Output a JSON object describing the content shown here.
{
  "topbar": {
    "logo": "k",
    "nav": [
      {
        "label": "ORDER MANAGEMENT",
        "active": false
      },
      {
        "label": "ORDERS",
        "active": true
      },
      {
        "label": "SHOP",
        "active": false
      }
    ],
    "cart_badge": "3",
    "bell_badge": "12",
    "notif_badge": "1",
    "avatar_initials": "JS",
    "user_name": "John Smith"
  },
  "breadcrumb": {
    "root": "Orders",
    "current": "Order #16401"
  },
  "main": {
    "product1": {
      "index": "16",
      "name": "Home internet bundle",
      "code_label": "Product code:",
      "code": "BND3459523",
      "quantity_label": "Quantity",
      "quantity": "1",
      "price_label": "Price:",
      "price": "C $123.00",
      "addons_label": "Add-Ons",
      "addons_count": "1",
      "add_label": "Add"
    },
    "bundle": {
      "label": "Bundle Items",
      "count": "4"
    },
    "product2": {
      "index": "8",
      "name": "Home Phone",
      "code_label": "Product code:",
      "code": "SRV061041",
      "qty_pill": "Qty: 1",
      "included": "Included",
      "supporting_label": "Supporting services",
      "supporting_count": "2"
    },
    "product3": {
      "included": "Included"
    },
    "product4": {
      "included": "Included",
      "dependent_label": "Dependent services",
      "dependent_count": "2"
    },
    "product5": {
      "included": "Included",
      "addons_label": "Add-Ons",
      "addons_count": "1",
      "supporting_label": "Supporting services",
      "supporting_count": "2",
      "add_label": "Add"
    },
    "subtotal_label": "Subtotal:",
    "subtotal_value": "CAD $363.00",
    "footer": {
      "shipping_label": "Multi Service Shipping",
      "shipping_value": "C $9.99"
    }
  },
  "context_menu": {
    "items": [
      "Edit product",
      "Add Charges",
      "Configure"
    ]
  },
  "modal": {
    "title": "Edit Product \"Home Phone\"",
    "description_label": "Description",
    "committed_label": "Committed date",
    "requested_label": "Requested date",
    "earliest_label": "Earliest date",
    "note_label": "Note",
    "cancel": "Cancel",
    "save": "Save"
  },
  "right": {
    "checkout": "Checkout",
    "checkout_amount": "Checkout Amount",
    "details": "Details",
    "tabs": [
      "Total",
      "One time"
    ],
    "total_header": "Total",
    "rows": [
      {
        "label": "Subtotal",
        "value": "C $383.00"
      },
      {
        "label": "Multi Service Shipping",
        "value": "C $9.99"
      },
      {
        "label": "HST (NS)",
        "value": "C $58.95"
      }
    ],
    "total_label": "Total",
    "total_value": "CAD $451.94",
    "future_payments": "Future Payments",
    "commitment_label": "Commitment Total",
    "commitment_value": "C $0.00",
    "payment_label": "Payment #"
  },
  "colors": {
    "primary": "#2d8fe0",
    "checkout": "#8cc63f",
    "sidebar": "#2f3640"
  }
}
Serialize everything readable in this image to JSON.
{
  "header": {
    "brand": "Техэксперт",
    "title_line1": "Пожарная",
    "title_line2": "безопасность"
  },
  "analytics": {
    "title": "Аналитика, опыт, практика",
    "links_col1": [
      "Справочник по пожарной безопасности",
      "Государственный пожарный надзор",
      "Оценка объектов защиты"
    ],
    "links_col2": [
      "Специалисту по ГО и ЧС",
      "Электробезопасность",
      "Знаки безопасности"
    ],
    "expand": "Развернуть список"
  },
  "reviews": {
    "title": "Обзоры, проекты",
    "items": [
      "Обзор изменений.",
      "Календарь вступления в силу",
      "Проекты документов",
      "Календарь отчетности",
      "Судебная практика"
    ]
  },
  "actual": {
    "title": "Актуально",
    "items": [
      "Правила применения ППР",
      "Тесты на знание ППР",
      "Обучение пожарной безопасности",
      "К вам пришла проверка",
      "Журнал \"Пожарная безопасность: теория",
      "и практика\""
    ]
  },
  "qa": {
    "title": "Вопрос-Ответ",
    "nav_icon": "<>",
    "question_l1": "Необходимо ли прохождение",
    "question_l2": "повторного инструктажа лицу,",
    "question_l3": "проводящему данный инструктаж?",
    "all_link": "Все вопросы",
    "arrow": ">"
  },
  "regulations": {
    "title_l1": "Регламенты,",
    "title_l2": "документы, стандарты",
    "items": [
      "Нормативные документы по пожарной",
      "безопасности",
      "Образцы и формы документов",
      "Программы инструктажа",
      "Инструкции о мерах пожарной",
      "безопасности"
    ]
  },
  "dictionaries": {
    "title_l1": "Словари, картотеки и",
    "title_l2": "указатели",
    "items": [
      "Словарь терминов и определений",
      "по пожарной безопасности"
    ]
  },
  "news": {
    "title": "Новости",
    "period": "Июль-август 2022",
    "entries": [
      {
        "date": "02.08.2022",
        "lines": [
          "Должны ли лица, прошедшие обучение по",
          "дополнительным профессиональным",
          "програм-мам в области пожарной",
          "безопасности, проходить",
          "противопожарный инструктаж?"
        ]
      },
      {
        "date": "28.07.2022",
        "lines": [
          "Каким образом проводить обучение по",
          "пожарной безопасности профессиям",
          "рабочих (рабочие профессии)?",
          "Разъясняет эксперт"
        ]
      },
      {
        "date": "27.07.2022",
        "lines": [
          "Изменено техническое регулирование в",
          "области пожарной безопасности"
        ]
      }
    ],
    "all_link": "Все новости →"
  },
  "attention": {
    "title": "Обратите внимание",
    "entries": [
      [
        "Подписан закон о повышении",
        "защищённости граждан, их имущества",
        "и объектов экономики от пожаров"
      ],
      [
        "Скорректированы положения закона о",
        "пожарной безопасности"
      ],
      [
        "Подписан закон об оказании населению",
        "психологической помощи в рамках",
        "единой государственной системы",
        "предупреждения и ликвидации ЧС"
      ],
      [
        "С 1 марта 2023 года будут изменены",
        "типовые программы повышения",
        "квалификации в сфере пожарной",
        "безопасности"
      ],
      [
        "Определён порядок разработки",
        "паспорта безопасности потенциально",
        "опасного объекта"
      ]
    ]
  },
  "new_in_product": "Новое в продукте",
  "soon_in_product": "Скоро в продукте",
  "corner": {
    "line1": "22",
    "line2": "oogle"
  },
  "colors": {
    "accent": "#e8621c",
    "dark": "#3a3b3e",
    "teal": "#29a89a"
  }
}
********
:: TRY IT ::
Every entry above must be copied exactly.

:: TASK RESULT ::
Output a JSON object describing the content shown here.
{
  "topbar": {
    "logo": "k",
    "nav": [
      {
        "label": "ORDER MANAGEMENT",
        "active": false
      },
      {
        "label": "ORDERS",
        "active": true
      },
      {
        "label": "SHOP",
        "active": false
      }
    ],
    "cart_badge": "3",
    "bell_badge": "12",
    "notif_badge": "1",
    "avatar_initials": "JS",
    "user_name": "John Smith"
  },
  "breadcrumb": {
    "root": "Orders",
    "current": "Order #16401"
  },
  "main": {
    "product1": {
      "index": "16",
      "name": "Home internet bundle",
      "code_label": "Product code:",
      "code": "BND3459523",
      "quantity_label": "Quantity",
      "quantity": "1",
      "price_label": "Price:",
      "price": "C $123.00",
      "addons_label": "Add-Ons",
      "addons_count": "1",
      "add_label": "Add"
    },
    "bundle": {
      "label": "Bundle Items",
      "count": "4"
    },
    "product2": {
      "index": "8",
      "name": "Home Phone",
      "code_label": "Product code:",
      "code": "SRV061041",
      "qty_pill": "Qty: 1",
      "included": "Included",
      "supporting_label": "Supporting services",
      "supporting_count": "2"
    },
    "product3": {
      "included": "Included"
    },
    "product4": {
      "included": "Included",
      "dependent_label": "Dependent services",
      "dependent_count": "2"
    },
    "product5": {
      "included": "Included",
      "addons_label": "Add-Ons",
      "addons_count": "1",
      "supporting_label": "Supporting services",
      "supporting_count": "2",
      "add_label": "Add"
    },
    "subtotal_label": "Subtotal:",
    "subtotal_value": "CAD $363.00",
    "footer": {
      "shipping_label": "Multi Service Shipping",
      "shipping_value": "C $9.99"
    }
  },
  "context_menu": {
    "items": [
      "Edit product",
      "Add Charges",
      "Configure"
    ]
  },
  "modal": {
    "title": "Edit Product \"Home Phone\"",
    "description_label": "Description",
    "committed_label": "Committed date",
    "requested_label": "Requested date",
    "earliest_label": "Earliest date",
    "note_label": "Note",
    "cancel": "Cancel",
    "save": "Save"
  },
  "right": {
    "checkout": "Checkout",
    "checkout_amount": "Checkout Amount",
    "details": "Details",
    "tabs": [
      "Total",
      "One time"
    ],
    "total_header": "Total",
    "rows": [
      {
        "label": "Subtotal",
        "value": "C $383.00"
      },
      {
        "label": "Multi Service Shipping",
        "value": "C $9.99"
      },
      {
        "label": "HST (NS)",
        "value": "C $58.95"
      }
    ],
    "total_label": "Total",
    "total_value": "CAD $451.94",
    "future_payments": "Future Payments",
    "commitment_label": "Commitment Total",
    "commitment_value": "C $0.00",
    "payment_label": "Payment #"
  },
  "colors": {
    "primary": "#2d8fe0",
    "checkout": "#8cc63f",
    "sidebar": "#2f3640"
  }
}
Serialize everything readable in this image to JSON.
{
  "header": {
    "brand": "Техэксперт",
    "title_line1": "Пожарная",
    "title_line2": "безопасность"
  },
  "analytics": {
    "title": "Аналитика, опыт, практика",
    "links_col1": [
      "Справочник по пожарной безопасности",
      "Государственный пожарный надзор",
      "Оценка объектов защиты"
    ],
    "links_col2": [
      "Специалисту по ГО и ЧС",
      "Электробезопасность",
      "Знаки безопасности"
    ],
    "expand": "Развернуть список"
  },
  "reviews": {
    "title": "Обзоры, проекты",
    "items": [
      "Обзор изменений.",
      "Календарь вступления в силу",
      "Проекты документов",
      "Календарь отчетности",
      "Судебная практика"
    ]
  },
  "actual": {
    "title": "Актуально",
    "items": [
      "Правила применения ППР",
      "Тесты на знание ППР",
      "Обучение пожарной безопасности",
      "К вам пришла проверка",
      "Журнал \"Пожарная безопасность: теория",
      "и практика\""
    ]
  },
  "qa": {
    "title": "Вопрос-Ответ",
    "nav_icon": "<>",
    "question_l1": "Необходимо ли прохождение",
    "question_l2": "повторного инструктажа лицу,",
    "question_l3": "проводящему данный инструктаж?",
    "all_link": "Все вопросы",
    "arrow": ">"
  },
  "regulations": {
    "title_l1": "Регламенты,",
    "title_l2": "документы, стандарты",
    "items": [
      "Нормативные документы по пожарной",
      "безопасности",
      "Образцы и формы документов",
      "Программы инструктажа",
      "Инструкции о мерах пожарной",
      "безопасности"
    ]
  },
  "dictionaries": {
    "title_l1": "Словари, картотеки и",
    "title_l2": "указатели",
    "items": [
      "Словарь терминов и определений",
      "по пожарной безопасности"
    ]
  },
  "news": {
    "title": "Новости",
    "period": "Июль-август 2022",
    "entries": [
      {
        "date": "02.08.2022",
        "lines": [
          "Должны ли лица, прошедшие обучение по",
          "дополнительным профессиональным",
          "програм-мам в области пожарной",
          "безопасности, проходить",
          "противопожарный инструктаж?"
        ]
      },
      {
        "date": "28.07.2022",
        "lines": [
          "Каким образом проводить обучение по",
          "пожарной безопасности профессиям",
          "рабочих (рабочие профессии)?",
          "Разъясняет эксперт"
        ]
      },
      {
        "date": "27.07.2022",
        "lines": [
          "Изменено техническое регулирование в",
          "области пожарной безопасности"
        ]
      }
    ],
    "all_link": "Все новости →"
  },
  "attention": {
    "title": "Обратите внимание",
    "entries": [
      [
        "Подписан закон о повышении",
        "защищённости граждан, их имущества",
        "и объектов экономики от пожаров"
      ],
      [
        "Скорректированы положения закона о",
        "пожарной безопасности"
      ],
      [
        "Подписан закон об оказании населению",
        "психологической помощи в рамках",
        "единой государственной системы",
        "предупреждения и ликвидации ЧС"
      ],
      [
        "С 1 марта 2023 года будут изменены",
        "типовые программы повышения",
        "квалификации в сфере пожарной",
        "безопасности"
      ],
      [
        "Определён порядок разработки",
        "паспорта безопасности потенциально",
        "опасного объекта"
      ]
    ]
  },
  "new_in_product": "Новое в продукте",
  "soon_in_product": "Скоро в продукте",
  "corner": {
    "line1": "22",
    "line2": "oogle"
  },
  "colors": {
    "accent": "#e8621c",
    "dark": "#3a3b3e",
    "teal": "#29a89a"
  }
}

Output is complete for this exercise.